§ **GIVEN RECORDS**
__________
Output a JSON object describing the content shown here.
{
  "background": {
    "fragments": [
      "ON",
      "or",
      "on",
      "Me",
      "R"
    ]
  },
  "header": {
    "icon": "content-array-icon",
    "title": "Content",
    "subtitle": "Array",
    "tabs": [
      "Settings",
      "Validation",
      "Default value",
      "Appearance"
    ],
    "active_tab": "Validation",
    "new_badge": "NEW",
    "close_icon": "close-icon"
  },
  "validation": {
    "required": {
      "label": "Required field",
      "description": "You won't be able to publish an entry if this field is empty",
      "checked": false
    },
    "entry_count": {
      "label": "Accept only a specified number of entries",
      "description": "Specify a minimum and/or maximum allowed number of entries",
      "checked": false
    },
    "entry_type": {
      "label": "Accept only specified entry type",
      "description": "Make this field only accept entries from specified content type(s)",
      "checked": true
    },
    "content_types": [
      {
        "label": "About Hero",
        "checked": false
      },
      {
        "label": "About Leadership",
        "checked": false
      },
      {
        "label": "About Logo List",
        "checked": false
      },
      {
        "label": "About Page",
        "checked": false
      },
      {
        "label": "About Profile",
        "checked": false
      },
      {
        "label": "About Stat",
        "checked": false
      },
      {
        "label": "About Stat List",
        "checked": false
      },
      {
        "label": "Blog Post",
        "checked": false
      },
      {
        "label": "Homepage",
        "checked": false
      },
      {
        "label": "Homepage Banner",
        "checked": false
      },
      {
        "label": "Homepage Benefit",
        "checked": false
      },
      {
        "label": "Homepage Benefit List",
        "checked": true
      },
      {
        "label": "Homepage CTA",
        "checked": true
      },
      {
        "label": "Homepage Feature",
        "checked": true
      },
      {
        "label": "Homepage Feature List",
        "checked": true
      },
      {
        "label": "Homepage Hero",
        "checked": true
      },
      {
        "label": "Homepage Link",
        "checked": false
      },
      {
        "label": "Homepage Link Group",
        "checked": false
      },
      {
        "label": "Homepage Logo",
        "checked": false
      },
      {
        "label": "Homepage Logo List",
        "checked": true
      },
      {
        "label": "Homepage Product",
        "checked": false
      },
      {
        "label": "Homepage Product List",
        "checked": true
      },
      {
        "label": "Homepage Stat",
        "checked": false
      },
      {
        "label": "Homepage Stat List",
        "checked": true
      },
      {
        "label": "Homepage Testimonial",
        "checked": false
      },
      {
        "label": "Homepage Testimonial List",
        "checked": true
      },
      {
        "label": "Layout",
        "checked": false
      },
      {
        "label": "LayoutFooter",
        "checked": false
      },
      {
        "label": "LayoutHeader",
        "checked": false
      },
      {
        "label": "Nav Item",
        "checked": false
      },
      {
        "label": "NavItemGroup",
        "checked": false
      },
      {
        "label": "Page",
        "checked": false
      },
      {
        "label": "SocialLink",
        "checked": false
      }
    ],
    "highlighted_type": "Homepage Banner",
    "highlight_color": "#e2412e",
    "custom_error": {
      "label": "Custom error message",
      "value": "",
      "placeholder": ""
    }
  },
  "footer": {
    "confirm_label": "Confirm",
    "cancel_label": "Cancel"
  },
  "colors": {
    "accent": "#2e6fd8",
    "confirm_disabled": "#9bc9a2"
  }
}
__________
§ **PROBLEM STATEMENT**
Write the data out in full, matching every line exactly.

§ **SOLUTION TO THE PROBLEM**
Output a JSON object describing the content shown here.
{
  "background": {
    "fragments": [
      "ON",
      "or",
      "on",
      "Me",
      "R"
    ]
  },
  "header": {
    "icon": "content-array-icon",
    "title": "Content",
    "subtitle": "Array",
    "tabs": [
      "Settings",
      "Validation",
      "Default value",
      "Appearance"
    ],
    "active_tab": "Validation",
    "new_badge": "NEW",
    "close_icon": "close-icon"
  },
  "validation": {
    "required": {
      "label": "Required field",
      "description": "You won't be able to publish an entry if this field is empty",
      "checked": false
    },
    "entry_count": {
      "label": "Accept only a specified number of entries",
      "description": "Specify a minimum and/or maximum allowed number of entries",
      "checked": false
    },
    "entry_type": {
      "label": "Accept only specified entry type",
      "description": "Make this field only accept entries from specified content type(s)",
      "checked": true
    },
    "content_types": [
      {
        "label": "About Hero",
        "checked": false
      },
      {
        "label": "About Leadership",
        "checked": false
      },
      {
        "label": "About Logo List",
        "checked": false
      },
      {
        "label": "About Page",
        "checked": false
      },
      {
        "label": "About Profile",
        "checked": false
      },
      {
        "label": "About Stat",
        "checked": false
      },
      {
        "label": "About Stat List",
        "checked": false
      },
      {
        "label": "Blog Post",
        "checked": false
      },
      {
        "label": "Homepage",
        "checked": false
      },
      {
        "label": "Homepage Banner",
        "checked": false
      },
      {
        "label": "Homepage Benefit",
        "checked": false
      },
      {
        "label": "Homepage Benefit List",
        "checked": true
      },
      {
        "label": "Homepage CTA",
        "checked": true
      },
      {
        "label": "Homepage Feature",
        "checked": true
      },
      {
        "label": "Homepage Feature List",
        "checked": true
      },
      {
        "label": "Homepage Hero",
        "checked": true
      },
      {
        "label": "Homepage Link",
        "checked": false
      },
      {
        "label": "Homepage Link Group",
        "checked": false
      },
      {
        "label": "Homepage Logo",
        "checked": false
      },
      {
        "label": "Homepage Logo List",
        "checked": true
      },
      {
        "label": "Homepage Product",
        "checked": false
      },
      {
        "label": "Homepage Product List",
        "checked": true
      },
      {
        "label": "Homepage Stat",
        "checked": false
      },
      {
        "label": "Homepage Stat List",
        "checked": true
      },
      {
        "label": "Homepage Testimonial",
        "checked": false
      },
      {
        "label": "Homepage Testimonial List",
        "checked": true
      },
      {
        "label": "Layout",
        "checked": false
      },
      {
        "label": "LayoutFooter",
        "checked": false
      },
      {
        "label": "LayoutHeader",
        "checked": false
      },
      {
        "label": "Nav Item",
        "checked": false
      },
      {
        "label": "NavItemGroup",
        "checked": false
      },
      {
        "label": "Page",
        "checked": false
      },
      {
        "label": "SocialLink",
        "checked": false
      }
    ],
    "highlighted_type": "Homepage Banner",
    "highlight_color": "#e2412e",
    "custom_error": {
      "label": "Custom error message",
      "value": "",
      "placeholder": ""
    }
  },
  "footer": {
    "confirm_label": "Confirm",
    "cancel_label": "Cancel"
  },
  "colors": {
    "accent": "#2e6fd8",
    "confirm_disabled": "#9bc9a2"
  }
}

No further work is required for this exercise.